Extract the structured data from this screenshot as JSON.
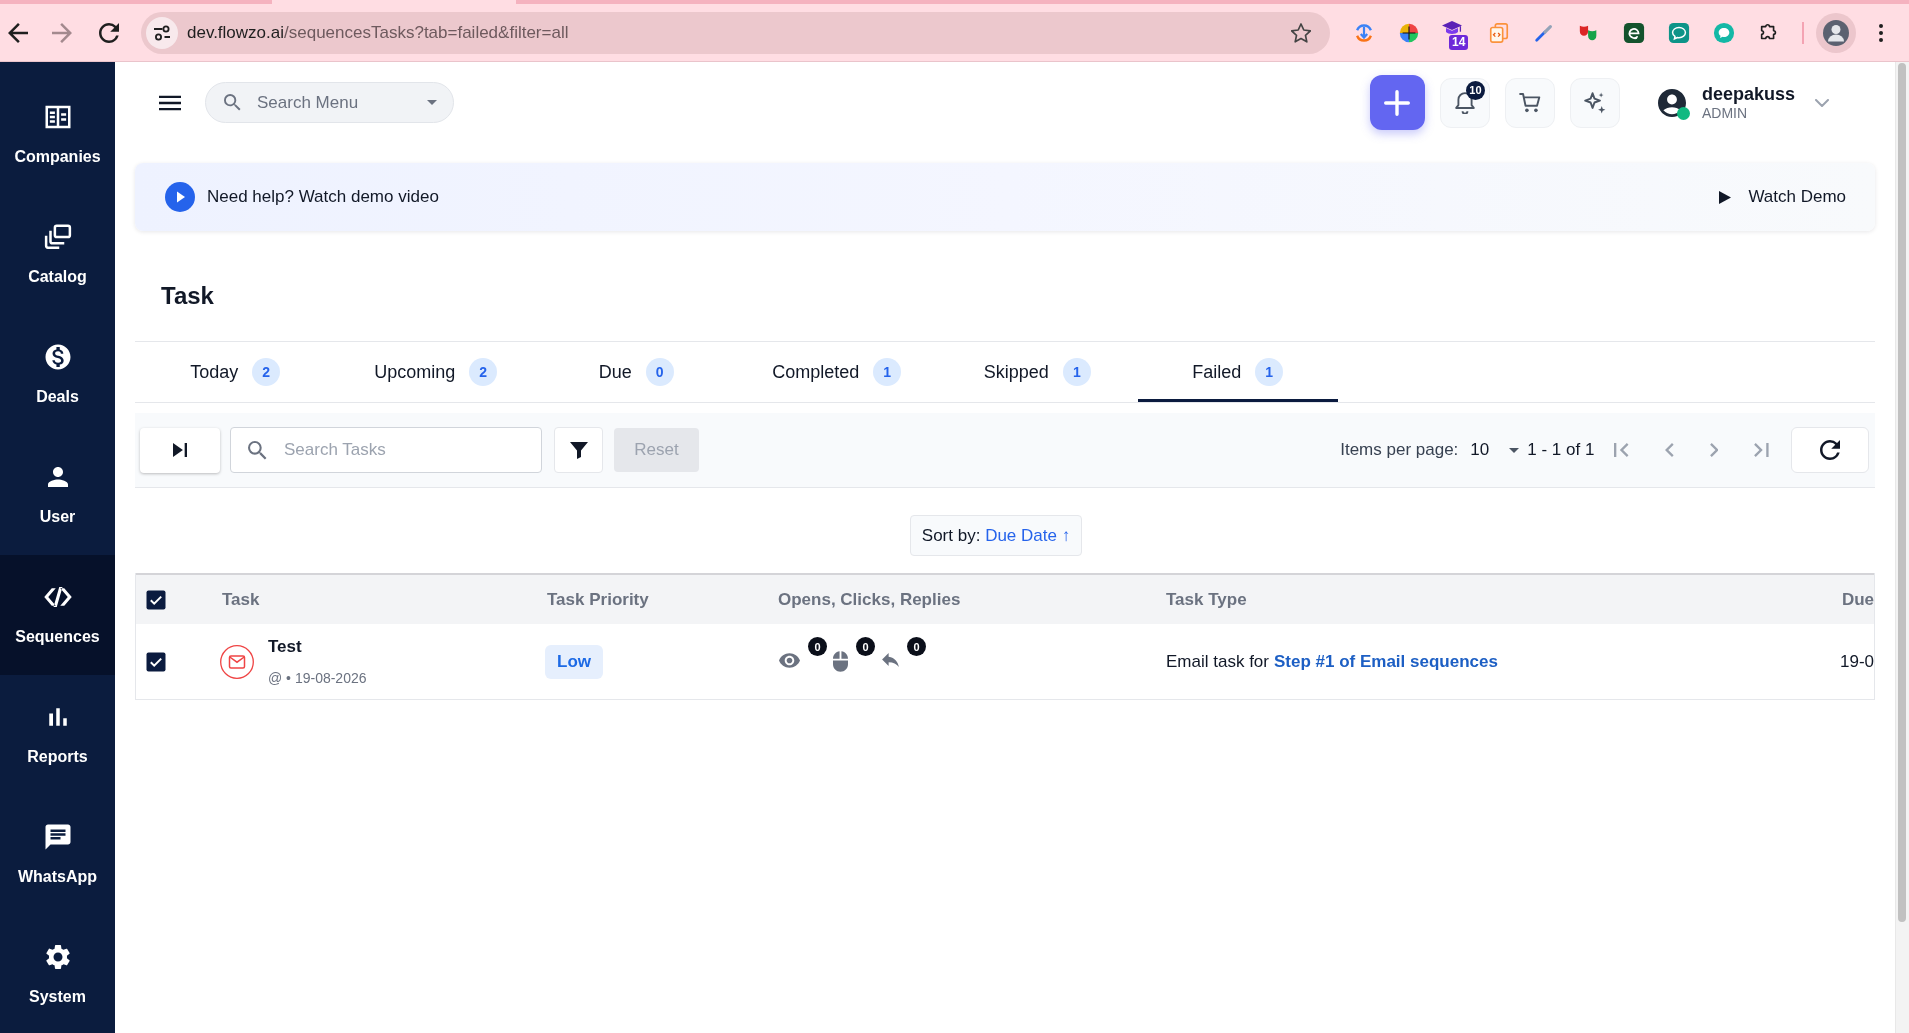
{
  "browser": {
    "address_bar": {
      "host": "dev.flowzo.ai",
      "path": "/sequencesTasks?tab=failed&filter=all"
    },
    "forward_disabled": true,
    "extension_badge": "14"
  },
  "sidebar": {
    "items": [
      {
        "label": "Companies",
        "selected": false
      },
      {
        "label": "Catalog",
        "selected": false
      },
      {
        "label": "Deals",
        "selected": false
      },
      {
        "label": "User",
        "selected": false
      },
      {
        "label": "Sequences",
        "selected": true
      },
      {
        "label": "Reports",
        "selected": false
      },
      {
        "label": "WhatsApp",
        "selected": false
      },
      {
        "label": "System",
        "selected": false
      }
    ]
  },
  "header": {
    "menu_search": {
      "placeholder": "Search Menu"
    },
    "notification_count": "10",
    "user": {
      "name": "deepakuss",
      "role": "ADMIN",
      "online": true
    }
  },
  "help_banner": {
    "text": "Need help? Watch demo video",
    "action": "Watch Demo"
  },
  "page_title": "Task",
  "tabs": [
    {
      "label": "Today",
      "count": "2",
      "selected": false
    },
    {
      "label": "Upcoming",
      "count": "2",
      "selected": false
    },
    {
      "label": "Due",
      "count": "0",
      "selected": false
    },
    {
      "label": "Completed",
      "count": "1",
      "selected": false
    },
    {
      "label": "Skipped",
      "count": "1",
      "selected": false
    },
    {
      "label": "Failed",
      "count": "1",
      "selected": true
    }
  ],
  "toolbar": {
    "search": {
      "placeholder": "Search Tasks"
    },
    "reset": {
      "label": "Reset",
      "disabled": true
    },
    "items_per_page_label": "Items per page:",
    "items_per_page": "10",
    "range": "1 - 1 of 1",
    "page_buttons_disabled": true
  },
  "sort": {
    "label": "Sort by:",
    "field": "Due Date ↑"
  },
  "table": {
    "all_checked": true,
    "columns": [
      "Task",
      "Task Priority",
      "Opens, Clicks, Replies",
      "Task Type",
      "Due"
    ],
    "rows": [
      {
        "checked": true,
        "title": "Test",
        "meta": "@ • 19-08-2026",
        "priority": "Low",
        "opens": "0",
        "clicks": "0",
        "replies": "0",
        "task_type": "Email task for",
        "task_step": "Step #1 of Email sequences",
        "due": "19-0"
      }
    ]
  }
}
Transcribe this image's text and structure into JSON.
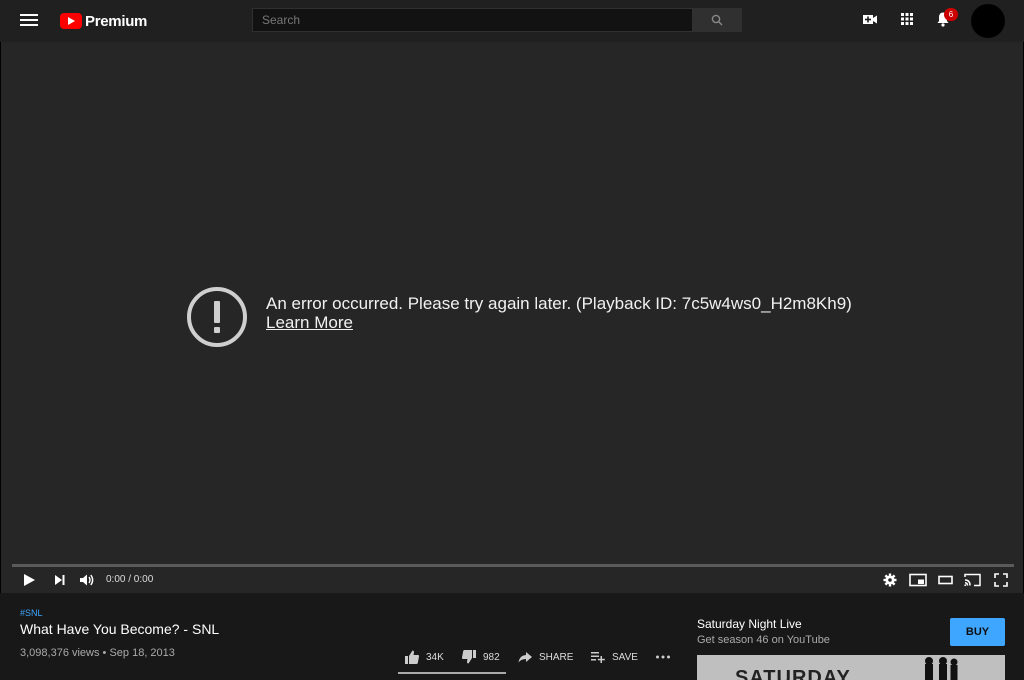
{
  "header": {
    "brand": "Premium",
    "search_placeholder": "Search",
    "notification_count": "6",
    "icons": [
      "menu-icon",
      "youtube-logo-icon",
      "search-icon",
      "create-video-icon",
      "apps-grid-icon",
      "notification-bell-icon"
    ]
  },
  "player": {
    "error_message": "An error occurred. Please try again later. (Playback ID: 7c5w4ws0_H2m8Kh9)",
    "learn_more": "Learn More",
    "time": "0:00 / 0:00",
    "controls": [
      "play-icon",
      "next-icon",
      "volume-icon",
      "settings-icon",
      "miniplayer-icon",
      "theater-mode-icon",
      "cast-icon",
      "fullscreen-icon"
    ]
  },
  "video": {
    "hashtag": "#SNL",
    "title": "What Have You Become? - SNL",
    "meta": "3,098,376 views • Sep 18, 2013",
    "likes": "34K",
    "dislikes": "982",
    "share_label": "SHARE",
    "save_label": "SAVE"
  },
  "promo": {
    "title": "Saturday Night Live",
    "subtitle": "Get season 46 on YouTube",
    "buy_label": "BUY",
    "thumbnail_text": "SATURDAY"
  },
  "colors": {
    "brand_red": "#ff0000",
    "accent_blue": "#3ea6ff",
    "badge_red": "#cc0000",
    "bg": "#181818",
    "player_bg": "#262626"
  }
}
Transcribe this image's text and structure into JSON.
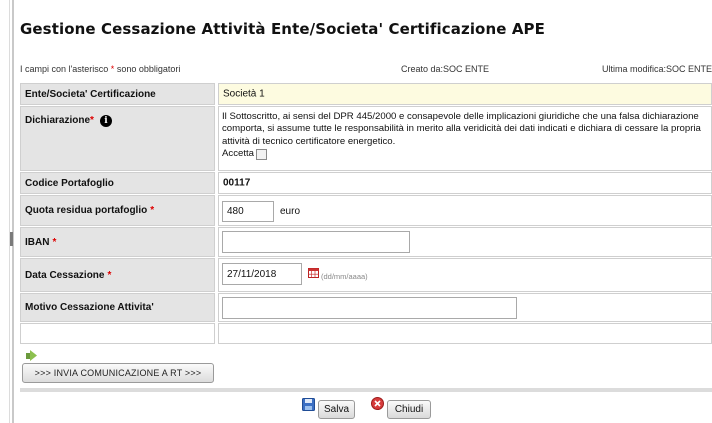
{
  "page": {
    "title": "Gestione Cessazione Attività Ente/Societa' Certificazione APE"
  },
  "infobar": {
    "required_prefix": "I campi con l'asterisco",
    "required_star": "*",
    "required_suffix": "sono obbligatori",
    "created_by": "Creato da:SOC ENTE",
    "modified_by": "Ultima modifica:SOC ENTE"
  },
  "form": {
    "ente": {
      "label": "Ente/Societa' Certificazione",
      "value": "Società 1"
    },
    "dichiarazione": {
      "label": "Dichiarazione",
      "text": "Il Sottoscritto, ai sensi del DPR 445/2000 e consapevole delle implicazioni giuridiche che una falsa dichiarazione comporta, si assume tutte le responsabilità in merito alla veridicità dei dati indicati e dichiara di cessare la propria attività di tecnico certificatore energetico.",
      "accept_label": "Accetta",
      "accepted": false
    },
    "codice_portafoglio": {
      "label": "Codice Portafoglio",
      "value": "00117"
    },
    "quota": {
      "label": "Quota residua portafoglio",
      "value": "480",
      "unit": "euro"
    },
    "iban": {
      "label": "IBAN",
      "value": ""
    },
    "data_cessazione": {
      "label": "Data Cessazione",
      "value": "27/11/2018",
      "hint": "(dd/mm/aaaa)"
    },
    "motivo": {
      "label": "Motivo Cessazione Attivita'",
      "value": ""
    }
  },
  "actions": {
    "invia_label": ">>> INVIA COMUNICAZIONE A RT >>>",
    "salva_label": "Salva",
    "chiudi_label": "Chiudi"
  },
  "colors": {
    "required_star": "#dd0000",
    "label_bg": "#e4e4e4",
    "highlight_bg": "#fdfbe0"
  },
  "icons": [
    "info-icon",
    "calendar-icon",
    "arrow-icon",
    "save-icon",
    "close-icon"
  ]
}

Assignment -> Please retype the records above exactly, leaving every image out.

Result for this exercise ->
Extract the structured data from this screenshot as JSON.
{
  "browser": {
    "address_bar": {
      "host": "dev.flowzo.ai",
      "path": "/sequencesTasks?tab=failed&filter=all"
    },
    "forward_disabled": true,
    "extension_badge": "14"
  },
  "sidebar": {
    "items": [
      {
        "label": "Companies",
        "selected": false
      },
      {
        "label": "Catalog",
        "selected": false
      },
      {
        "label": "Deals",
        "selected": false
      },
      {
        "label": "User",
        "selected": false
      },
      {
        "label": "Sequences",
        "selected": true
      },
      {
        "label": "Reports",
        "selected": false
      },
      {
        "label": "WhatsApp",
        "selected": false
      },
      {
        "label": "System",
        "selected": false
      }
    ]
  },
  "header": {
    "menu_search": {
      "placeholder": "Search Menu"
    },
    "notification_count": "10",
    "user": {
      "name": "deepakuss",
      "role": "ADMIN",
      "online": true
    }
  },
  "help_banner": {
    "text": "Need help? Watch demo video",
    "action": "Watch Demo"
  },
  "page_title": "Task",
  "tabs": [
    {
      "label": "Today",
      "count": "2",
      "selected": false
    },
    {
      "label": "Upcoming",
      "count": "2",
      "selected": false
    },
    {
      "label": "Due",
      "count": "0",
      "selected": false
    },
    {
      "label": "Completed",
      "count": "1",
      "selected": false
    },
    {
      "label": "Skipped",
      "count": "1",
      "selected": false
    },
    {
      "label": "Failed",
      "count": "1",
      "selected": true
    }
  ],
  "toolbar": {
    "search": {
      "placeholder": "Search Tasks"
    },
    "reset": {
      "label": "Reset",
      "disabled": true
    },
    "items_per_page_label": "Items per page:",
    "items_per_page": "10",
    "range": "1 - 1 of 1",
    "page_buttons_disabled": true
  },
  "sort": {
    "label": "Sort by:",
    "field": "Due Date ↑"
  },
  "table": {
    "all_checked": true,
    "columns": [
      "Task",
      "Task Priority",
      "Opens, Clicks, Replies",
      "Task Type",
      "Due"
    ],
    "rows": [
      {
        "checked": true,
        "title": "Test",
        "meta": "@ • 19-08-2026",
        "priority": "Low",
        "opens": "0",
        "clicks": "0",
        "replies": "0",
        "task_type": "Email task for",
        "task_step": "Step #1 of Email sequences",
        "due": "19-0"
      }
    ]
  }
}
Transcribe this image's text and structure into JSON.
{
  "header": {
    "brand": "Premium",
    "search_placeholder": "Search",
    "notification_count": "6",
    "icons": [
      "menu-icon",
      "youtube-logo-icon",
      "search-icon",
      "create-video-icon",
      "apps-grid-icon",
      "notification-bell-icon"
    ]
  },
  "player": {
    "error_message": "An error occurred. Please try again later. (Playback ID: 7c5w4ws0_H2m8Kh9)",
    "learn_more": "Learn More",
    "time": "0:00 / 0:00",
    "controls": [
      "play-icon",
      "next-icon",
      "volume-icon",
      "settings-icon",
      "miniplayer-icon",
      "theater-mode-icon",
      "cast-icon",
      "fullscreen-icon"
    ]
  },
  "video": {
    "hashtag": "#SNL",
    "title": "What Have You Become? - SNL",
    "meta": "3,098,376 views • Sep 18, 2013",
    "likes": "34K",
    "dislikes": "982",
    "share_label": "SHARE",
    "save_label": "SAVE"
  },
  "promo": {
    "title": "Saturday Night Live",
    "subtitle": "Get season 46 on YouTube",
    "buy_label": "BUY",
    "thumbnail_text": "SATURDAY"
  },
  "colors": {
    "brand_red": "#ff0000",
    "accent_blue": "#3ea6ff",
    "badge_red": "#cc0000",
    "bg": "#181818",
    "player_bg": "#262626"
  }
}
Transcribe this image's text and structure into JSON.
{
  "page": {
    "title": "Gestione Cessazione Attività Ente/Societa' Certificazione APE"
  },
  "infobar": {
    "required_prefix": "I campi con l'asterisco",
    "required_star": "*",
    "required_suffix": "sono obbligatori",
    "created_by": "Creato da:SOC ENTE",
    "modified_by": "Ultima modifica:SOC ENTE"
  },
  "form": {
    "ente": {
      "label": "Ente/Societa' Certificazione",
      "value": "Società 1"
    },
    "dichiarazione": {
      "label": "Dichiarazione",
      "text": "Il Sottoscritto, ai sensi del DPR 445/2000 e consapevole delle implicazioni giuridiche che una falsa dichiarazione comporta, si assume tutte le responsabilità in merito alla veridicità dei dati indicati e dichiara di cessare la propria attività di tecnico certificatore energetico.",
      "accept_label": "Accetta",
      "accepted": false
    },
    "codice_portafoglio": {
      "label": "Codice Portafoglio",
      "value": "00117"
    },
    "quota": {
      "label": "Quota residua portafoglio",
      "value": "480",
      "unit": "euro"
    },
    "iban": {
      "label": "IBAN",
      "value": ""
    },
    "data_cessazione": {
      "label": "Data Cessazione",
      "value": "27/11/2018",
      "hint": "(dd/mm/aaaa)"
    },
    "motivo": {
      "label": "Motivo Cessazione Attivita'",
      "value": ""
    }
  },
  "actions": {
    "invia_label": ">>> INVIA COMUNICAZIONE A RT >>>",
    "salva_label": "Salva",
    "chiudi_label": "Chiudi"
  },
  "colors": {
    "required_star": "#dd0000",
    "label_bg": "#e4e4e4",
    "highlight_bg": "#fdfbe0"
  },
  "icons": [
    "info-icon",
    "calendar-icon",
    "arrow-icon",
    "save-icon",
    "close-icon"
  ]
}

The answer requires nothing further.